Every time I hear the bells of the ice cream truck, I smell fish.
It’s a primal response really, and it’s not a bad smell, like rotting fish in the sand dunes melting in the summer sun.
More like a ‘we’re getting a babysitter and going out; fishsticks for dinner’ smell of my very early childhood.
When I was a newlywed living in the good section of a bad city, the ice cream truck visited my street, which was the very best part of living there. Growing up in the country, there were no ice cream trucks like you see on tv or in the movies. No Good Humor, Mister Softee or anything in between. It just wasn’t worth the gas mileage to get from house to house in hopes of finding one or two takers, and parents willing to fork over the dough.
So when I first heard the bells, I bounded down the stairs and flew out the door when the ice cream truck came up the street those warm summer nights where we owned our first home in Bridgeport, Connecticut.
But then it hit me. The distinct whiff of fish sticks.
Before my parents moved to the rural country bumpkin – what’s zoning? – small town where I grew up, they too were newlyweds and new parents of moí, and lived in affordable, side walked, suburbia America, with young families, street lights, kick ball, and ice cream trucks.
I was just a little thing, 4 or 5 maybe, and the jingle of bells singled bedtime. My dad whisked me off the street and carried me into the house, slung over his shoulder face down in his back, while the other kids ran home to get money for – what?
“Here comes the fish truck,” my dad said. “Late supper for those kids; they must be starving!”
Apparently I believed him; and fish was cemented into my muscle memory.

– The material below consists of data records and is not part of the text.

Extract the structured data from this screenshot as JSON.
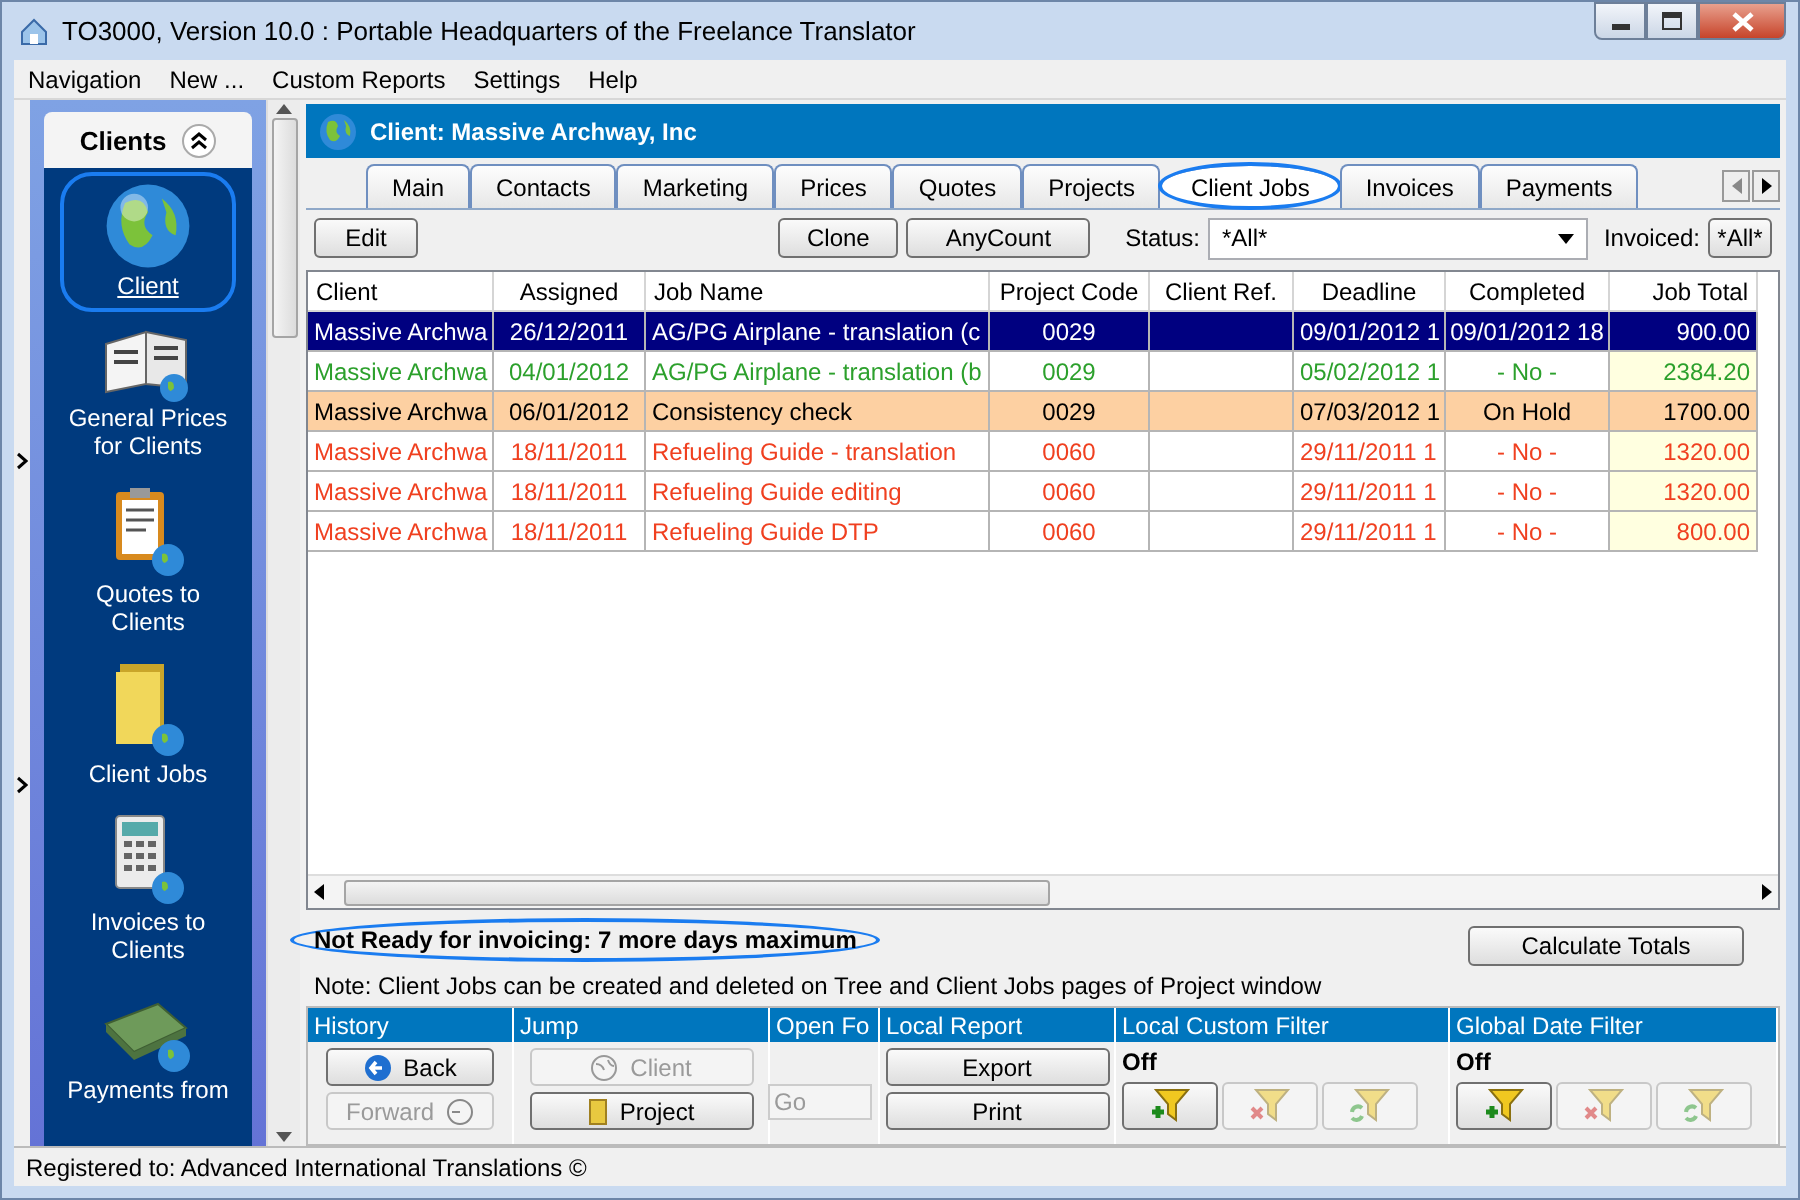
{
  "window": {
    "title": "TO3000, Version 10.0 : Portable Headquarters of the Freelance Translator"
  },
  "menu": [
    "Navigation",
    "New ...",
    "Custom Reports",
    "Settings",
    "Help"
  ],
  "sidebar": {
    "title": "Clients",
    "items": [
      {
        "label": "Client",
        "selected": true
      },
      {
        "label": "General Prices for Clients",
        "selected": false
      },
      {
        "label": "Quotes to Clients",
        "selected": false
      },
      {
        "label": "Client Jobs",
        "selected": false
      },
      {
        "label": "Invoices to Clients",
        "selected": false
      },
      {
        "label": "Payments from",
        "selected": false
      }
    ]
  },
  "header": {
    "title": "Client: Massive Archway, Inc"
  },
  "tabs": [
    {
      "label": "Main",
      "selected": false
    },
    {
      "label": "Contacts",
      "selected": false
    },
    {
      "label": "Marketing",
      "selected": false
    },
    {
      "label": "Prices",
      "selected": false
    },
    {
      "label": "Quotes",
      "selected": false
    },
    {
      "label": "Projects",
      "selected": false
    },
    {
      "label": "Client Jobs",
      "selected": true
    },
    {
      "label": "Invoices",
      "selected": false
    },
    {
      "label": "Payments",
      "selected": false
    }
  ],
  "toolbar": {
    "buttons": [
      "Edit",
      "Clone",
      "AnyCount"
    ],
    "status_label": "Status:",
    "status_value": "*All*",
    "invoiced_label": "Invoiced:",
    "invoiced_value": "*All*"
  },
  "table": {
    "columns": [
      "Client",
      "Assigned",
      "Job Name",
      "Project Code",
      "Client Ref.",
      "Deadline",
      "Completed",
      "Job Total"
    ],
    "rows": [
      {
        "selected": true,
        "on_hold": false,
        "cells": [
          "Massive Archwa",
          "26/12/2011",
          "AG/PG Airplane - translation (c",
          "0029",
          "",
          "09/01/2012 1",
          "09/01/2012 18",
          "900.00"
        ]
      },
      {
        "selected": false,
        "on_hold": false,
        "color": "#2ca02c",
        "cells": [
          "Massive Archwa",
          "04/01/2012",
          "AG/PG Airplane - translation (b",
          "0029",
          "",
          "05/02/2012 1",
          "- No -",
          "2384.20"
        ]
      },
      {
        "selected": false,
        "on_hold": true,
        "cells": [
          "Massive Archwa",
          "06/01/2012",
          "Consistency check",
          "0029",
          "",
          "07/03/2012 1",
          "On Hold",
          "1700.00"
        ]
      },
      {
        "selected": false,
        "on_hold": false,
        "color": "#f04020",
        "cells": [
          "Massive Archwa",
          "18/11/2011",
          "Refueling Guide - translation",
          "0060",
          "",
          "29/11/2011 1",
          "- No -",
          "1320.00"
        ]
      },
      {
        "selected": false,
        "on_hold": false,
        "color": "#f04020",
        "cells": [
          "Massive Archwa",
          "18/11/2011",
          "Refueling Guide editing",
          "0060",
          "",
          "29/11/2011 1",
          "- No -",
          "1320.00"
        ]
      },
      {
        "selected": false,
        "on_hold": false,
        "color": "#f04020",
        "cells": [
          "Massive Archwa",
          "18/11/2011",
          "Refueling Guide DTP",
          "0060",
          "",
          "29/11/2011 1",
          "- No -",
          "800.00"
        ]
      }
    ]
  },
  "notice": {
    "text": "Not Ready for invoicing: 7 more days maximum",
    "circled": true
  },
  "calculate_button": "Calculate Totals",
  "note": "Note: Client Jobs can be created and deleted on Tree and Client Jobs pages of Project window",
  "groups": [
    {
      "title": "History",
      "kind": "buttons",
      "buttons": [
        {
          "label": "Back",
          "disabled": false
        },
        {
          "label": "Forward",
          "disabled": true
        }
      ]
    },
    {
      "title": "Jump",
      "kind": "buttons",
      "buttons": [
        {
          "label": "Client",
          "disabled": true
        },
        {
          "label": "Project",
          "disabled": false
        }
      ]
    },
    {
      "title": "Open Fo",
      "kind": "field",
      "field": {
        "label": "Go",
        "disabled": true
      }
    },
    {
      "title": "Local Report",
      "kind": "buttons",
      "buttons": [
        {
          "label": "Export",
          "disabled": false
        },
        {
          "label": "Print",
          "disabled": false
        }
      ]
    },
    {
      "title": "Local Custom Filter",
      "kind": "filter",
      "state": "Off",
      "filters": [
        {
          "disabled": false
        },
        {
          "disabled": true
        },
        {
          "disabled": true
        }
      ]
    },
    {
      "title": "Global Date Filter",
      "kind": "filter",
      "state": "Off",
      "filters": [
        {
          "disabled": false
        },
        {
          "disabled": true
        },
        {
          "disabled": true
        }
      ]
    }
  ],
  "status_bar": "Registered to: Advanced International Translations ©"
}
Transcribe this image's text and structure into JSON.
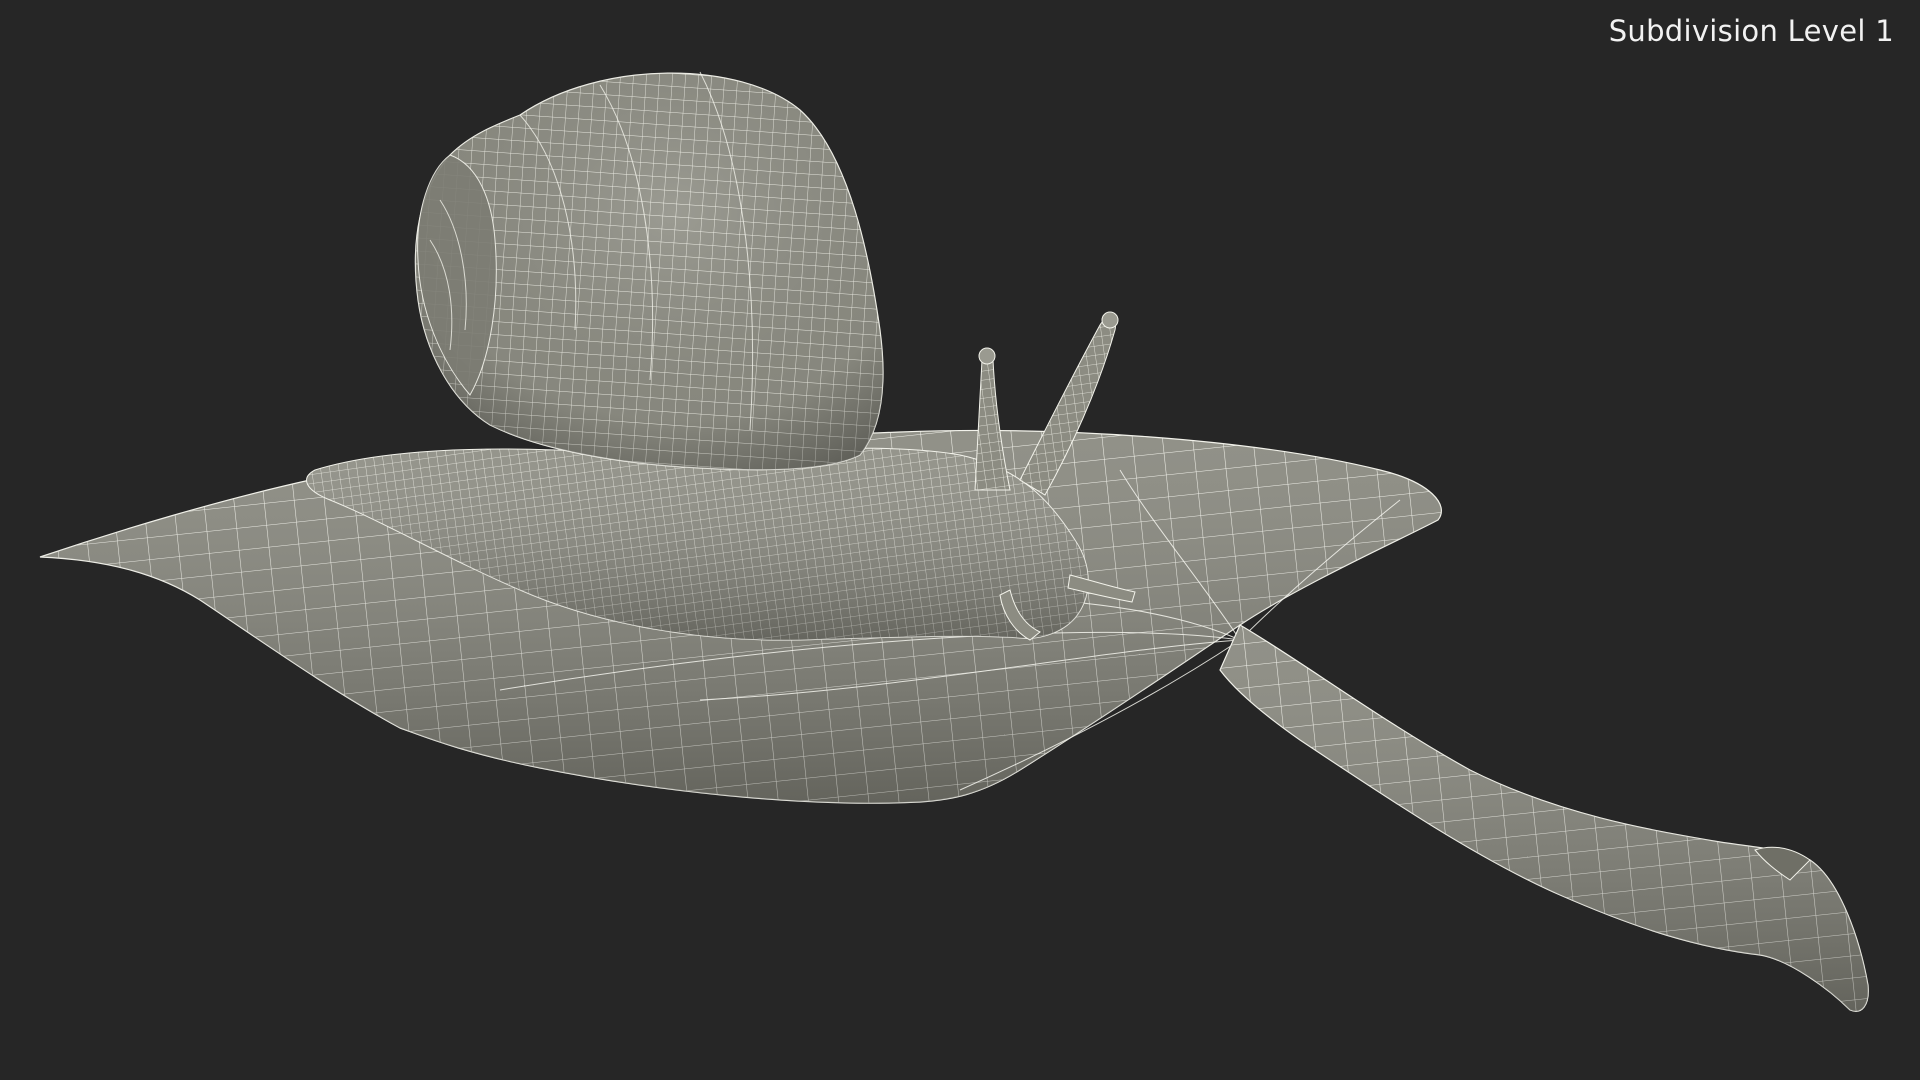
{
  "render": {
    "label": "Subdivision Level 1",
    "background_color": "#262626",
    "surface_color": "#8a8a80",
    "wire_color": "#f4f4ee"
  },
  "scene": {
    "subject": "snail-on-leaf"
  }
}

Or at least my nose-hole memory.
A ga-zillion years later when their baby became a newlywed, my own parents sat on the stoop of our first home on side-walked lined streets where kids played in the middle of the road, and the ice cream truck rounded the corner and blasted the familiar jingle, sending the kickball players scurrying back to their respective homes, begging money for the promise of frozen treats: soft-whipped cherry dips, frozen spider mans, ninja turtles with a gum-ball nose, big sundae cups, red, white & blue bomb pops that melt down your wrist to your elbow, orange dreamy creamsicles, drumsticks, fudgesicles, and push-up pops. You’re never too old for an ice cream truck treat. It was why we moved here. So delicious, yet still so fishy.
My parents were stoop sitting, watching the action unfold when I came out to greet the truck, money in hand, ready to treat my parents to a taste of city living.
Without me saying a word, my mom said, “Oh, look, a fish truck!” and my father laughed a booming laugh, as the music blared from the white truck tattooed with colorful stickers of promises frozen inside, which tricked my nose, made my mouth water, and my heart remember.